Segment Open

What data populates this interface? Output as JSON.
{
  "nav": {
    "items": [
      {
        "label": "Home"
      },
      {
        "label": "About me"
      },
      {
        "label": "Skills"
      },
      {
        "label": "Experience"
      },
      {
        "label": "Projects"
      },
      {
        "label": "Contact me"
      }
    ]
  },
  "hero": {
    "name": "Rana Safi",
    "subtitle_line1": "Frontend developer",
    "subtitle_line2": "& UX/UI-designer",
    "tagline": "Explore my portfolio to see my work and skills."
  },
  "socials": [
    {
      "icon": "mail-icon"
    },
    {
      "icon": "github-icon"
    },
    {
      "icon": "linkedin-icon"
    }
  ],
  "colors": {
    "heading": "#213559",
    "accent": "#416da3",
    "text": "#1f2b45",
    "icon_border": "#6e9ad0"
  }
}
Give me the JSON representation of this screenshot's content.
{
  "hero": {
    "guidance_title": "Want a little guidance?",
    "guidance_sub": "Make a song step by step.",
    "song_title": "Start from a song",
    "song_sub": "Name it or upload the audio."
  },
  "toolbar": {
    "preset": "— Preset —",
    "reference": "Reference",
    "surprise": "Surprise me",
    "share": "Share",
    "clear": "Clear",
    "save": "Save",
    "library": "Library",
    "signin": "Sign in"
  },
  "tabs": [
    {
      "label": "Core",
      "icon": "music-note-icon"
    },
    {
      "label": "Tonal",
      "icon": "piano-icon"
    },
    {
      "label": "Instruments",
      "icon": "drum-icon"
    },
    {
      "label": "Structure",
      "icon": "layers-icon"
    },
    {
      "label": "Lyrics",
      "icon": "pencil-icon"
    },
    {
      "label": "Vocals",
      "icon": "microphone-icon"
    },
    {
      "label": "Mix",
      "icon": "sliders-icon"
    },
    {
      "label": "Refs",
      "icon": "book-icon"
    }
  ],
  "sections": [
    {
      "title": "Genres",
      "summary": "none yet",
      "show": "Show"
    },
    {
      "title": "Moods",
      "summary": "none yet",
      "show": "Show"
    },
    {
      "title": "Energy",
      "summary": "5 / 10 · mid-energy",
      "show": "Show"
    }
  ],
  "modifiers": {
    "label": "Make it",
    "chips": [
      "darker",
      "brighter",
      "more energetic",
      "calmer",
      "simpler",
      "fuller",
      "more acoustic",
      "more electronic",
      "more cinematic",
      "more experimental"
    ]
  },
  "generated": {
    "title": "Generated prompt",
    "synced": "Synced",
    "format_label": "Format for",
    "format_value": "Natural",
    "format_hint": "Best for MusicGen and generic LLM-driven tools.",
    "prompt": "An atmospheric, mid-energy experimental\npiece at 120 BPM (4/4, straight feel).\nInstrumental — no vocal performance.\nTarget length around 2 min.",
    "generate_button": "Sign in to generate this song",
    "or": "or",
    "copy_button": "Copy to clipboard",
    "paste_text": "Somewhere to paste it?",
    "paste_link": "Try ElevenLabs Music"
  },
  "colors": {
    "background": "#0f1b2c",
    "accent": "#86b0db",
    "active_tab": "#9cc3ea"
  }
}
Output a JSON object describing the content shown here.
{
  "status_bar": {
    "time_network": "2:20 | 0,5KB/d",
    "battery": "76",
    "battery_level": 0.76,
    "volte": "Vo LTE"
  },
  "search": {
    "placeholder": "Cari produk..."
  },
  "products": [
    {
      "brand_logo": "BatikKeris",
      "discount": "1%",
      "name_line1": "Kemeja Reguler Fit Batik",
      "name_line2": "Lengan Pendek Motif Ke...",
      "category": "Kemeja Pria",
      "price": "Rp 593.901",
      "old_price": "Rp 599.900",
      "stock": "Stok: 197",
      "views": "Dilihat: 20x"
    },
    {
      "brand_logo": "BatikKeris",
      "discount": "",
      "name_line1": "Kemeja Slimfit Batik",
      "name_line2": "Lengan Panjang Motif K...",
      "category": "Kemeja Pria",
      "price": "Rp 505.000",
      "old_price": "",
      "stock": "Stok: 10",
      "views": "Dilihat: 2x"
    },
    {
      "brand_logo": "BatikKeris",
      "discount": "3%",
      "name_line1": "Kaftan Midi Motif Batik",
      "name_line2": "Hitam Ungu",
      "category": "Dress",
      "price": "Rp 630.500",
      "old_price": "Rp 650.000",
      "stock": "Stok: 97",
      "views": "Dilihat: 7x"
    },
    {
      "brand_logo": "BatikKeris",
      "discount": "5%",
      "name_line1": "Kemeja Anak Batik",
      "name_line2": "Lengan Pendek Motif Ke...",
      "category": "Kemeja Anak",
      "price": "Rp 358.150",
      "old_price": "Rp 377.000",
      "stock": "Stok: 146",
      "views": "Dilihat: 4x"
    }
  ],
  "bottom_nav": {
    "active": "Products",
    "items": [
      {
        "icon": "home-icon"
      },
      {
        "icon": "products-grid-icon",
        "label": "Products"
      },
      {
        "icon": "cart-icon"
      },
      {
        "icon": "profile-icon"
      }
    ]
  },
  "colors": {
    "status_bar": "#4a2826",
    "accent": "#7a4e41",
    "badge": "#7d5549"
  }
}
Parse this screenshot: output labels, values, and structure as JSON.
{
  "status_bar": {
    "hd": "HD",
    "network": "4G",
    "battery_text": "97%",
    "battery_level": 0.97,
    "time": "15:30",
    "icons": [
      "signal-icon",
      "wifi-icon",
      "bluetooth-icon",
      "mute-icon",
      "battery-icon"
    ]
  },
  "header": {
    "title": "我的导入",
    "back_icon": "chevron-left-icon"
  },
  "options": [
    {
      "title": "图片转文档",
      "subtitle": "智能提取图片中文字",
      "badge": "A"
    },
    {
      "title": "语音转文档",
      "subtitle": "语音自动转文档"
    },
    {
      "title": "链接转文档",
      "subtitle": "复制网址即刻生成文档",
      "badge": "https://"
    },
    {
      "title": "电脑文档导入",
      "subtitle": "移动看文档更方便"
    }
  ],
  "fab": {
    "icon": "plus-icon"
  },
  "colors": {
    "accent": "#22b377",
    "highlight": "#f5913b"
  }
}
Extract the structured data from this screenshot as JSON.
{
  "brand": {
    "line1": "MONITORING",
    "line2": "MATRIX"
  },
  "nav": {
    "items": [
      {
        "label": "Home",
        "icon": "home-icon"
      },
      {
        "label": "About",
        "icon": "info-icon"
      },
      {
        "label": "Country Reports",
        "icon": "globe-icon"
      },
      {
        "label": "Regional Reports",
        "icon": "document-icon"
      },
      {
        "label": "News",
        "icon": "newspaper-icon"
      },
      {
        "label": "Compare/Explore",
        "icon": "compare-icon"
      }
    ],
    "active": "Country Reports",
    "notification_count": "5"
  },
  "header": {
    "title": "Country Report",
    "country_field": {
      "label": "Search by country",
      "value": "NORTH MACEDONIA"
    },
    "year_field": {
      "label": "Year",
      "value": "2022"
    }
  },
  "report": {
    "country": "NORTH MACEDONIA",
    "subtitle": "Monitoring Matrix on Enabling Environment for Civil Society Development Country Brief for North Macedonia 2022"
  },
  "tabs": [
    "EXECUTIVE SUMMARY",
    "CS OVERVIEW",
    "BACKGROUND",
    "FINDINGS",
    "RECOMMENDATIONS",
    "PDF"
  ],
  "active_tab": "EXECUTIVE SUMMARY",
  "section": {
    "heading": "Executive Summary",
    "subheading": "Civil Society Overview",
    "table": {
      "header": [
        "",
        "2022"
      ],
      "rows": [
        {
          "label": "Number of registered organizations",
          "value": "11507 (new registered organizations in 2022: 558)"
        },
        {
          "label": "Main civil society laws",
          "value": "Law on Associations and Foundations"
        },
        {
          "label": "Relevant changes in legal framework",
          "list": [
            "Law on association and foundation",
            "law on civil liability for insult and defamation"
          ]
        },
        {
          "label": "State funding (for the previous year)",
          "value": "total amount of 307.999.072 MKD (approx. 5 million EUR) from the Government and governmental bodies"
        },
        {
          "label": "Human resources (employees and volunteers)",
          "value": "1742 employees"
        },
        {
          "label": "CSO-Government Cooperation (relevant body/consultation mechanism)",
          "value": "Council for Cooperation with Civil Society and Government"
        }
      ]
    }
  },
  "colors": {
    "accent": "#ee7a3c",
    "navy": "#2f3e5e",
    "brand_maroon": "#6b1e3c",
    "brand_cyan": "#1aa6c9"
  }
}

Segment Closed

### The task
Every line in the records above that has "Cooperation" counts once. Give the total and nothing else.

### Written answer
2